Driver aggression presents a significant risk to every motorist, passenger, bicyclist and pedestrian. A review of collisions conducted from 2003 to 2007 by AAA Foundation for Traffic Safety revealed that more than half of all deadly car accidents involved at least one of the motorists in the collision engaging in a "potentially aggressive" action just before the crash happened.
If you are on the road, you may find yourself the victim of a driver who is angry and is acting out in an unsafe way. Close to 80 percent of drivers surveyed by AAA Foundation admitted to experiencing significant anger or rage while driving in the past year. What can you do if you encounter one of these drivers and you feel that you are at risk?
It is important to be able to recognize signs of aggression in other motorists so you can try to avoid becoming a victim of a driver who is doing something unsafe.

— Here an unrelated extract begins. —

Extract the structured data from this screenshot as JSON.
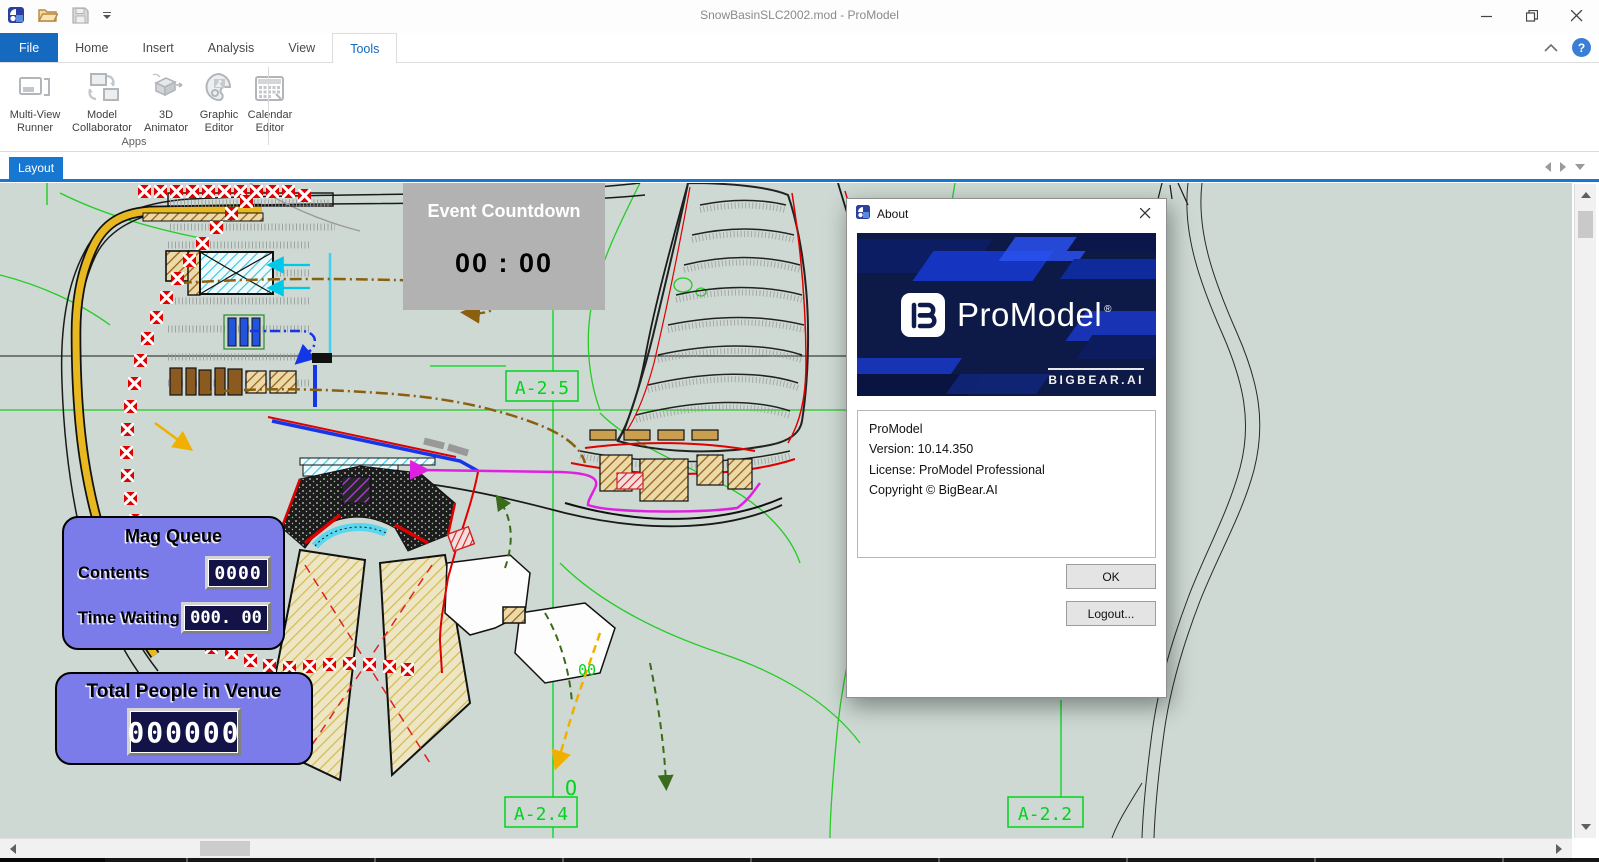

You should always drive assertively, paying attention to what other motorists around you are doing so you can react if someone appears to be behaving erratically or if another motorist seems to be acting out of anger.
Some of the different behaviors that you should look out for which could be an indicator that another driver is aggressive include:
- Drivers who speed in traffic.
- A driver who is tailgating, or following your car too closely behind you.
- A driver who cuts off other motorists, especially if the driver slows down immediately after cutting off the rear driver.
- A driver who runs through a red light without stopping for the signal.
- A driver who is changing lanes without using his turn signals.
- A driver who is weaving in and out of traffic on a highway or busy road.
- A driver who appears to be blocking other motorists from changing lanes.
- A driver who appears to be blocking other motorists from passing.
- A driver who is using headlights or high beams in an unsafe way to hurt the eyes of other drivers intentionally out of anger.
When you encounter a driver like this, AAA Foundation has some tips to deal with confrontation or potential aggression including:
- Avoiding making eye contact with angry motorists.
- Driving to a police station, hospital, or fire station if you feel that another motorist is putting you at risk due to angry behavior.
- Staying calm and never responding to aggression with aggression.
- Leaving plenty of room to pull out safely when you park in case you are approached by someone with an aggressive or threatening manner.
- Staying locked in your car if you feel threatened.
- Using your horn to attract attention from others if someone is threatening you.
- Staying calm and courteous if you are confronted by a driver who is angry.
- Calling 911 if you feel as if your safety is at risk.
Rocky Mountain Insurance Information Association also advises motorists to always be courteous while driving to try to avoid attracting the attention of an aggressive driver. As RMIIA explains: "the best offense against aggressive driving is a good defense."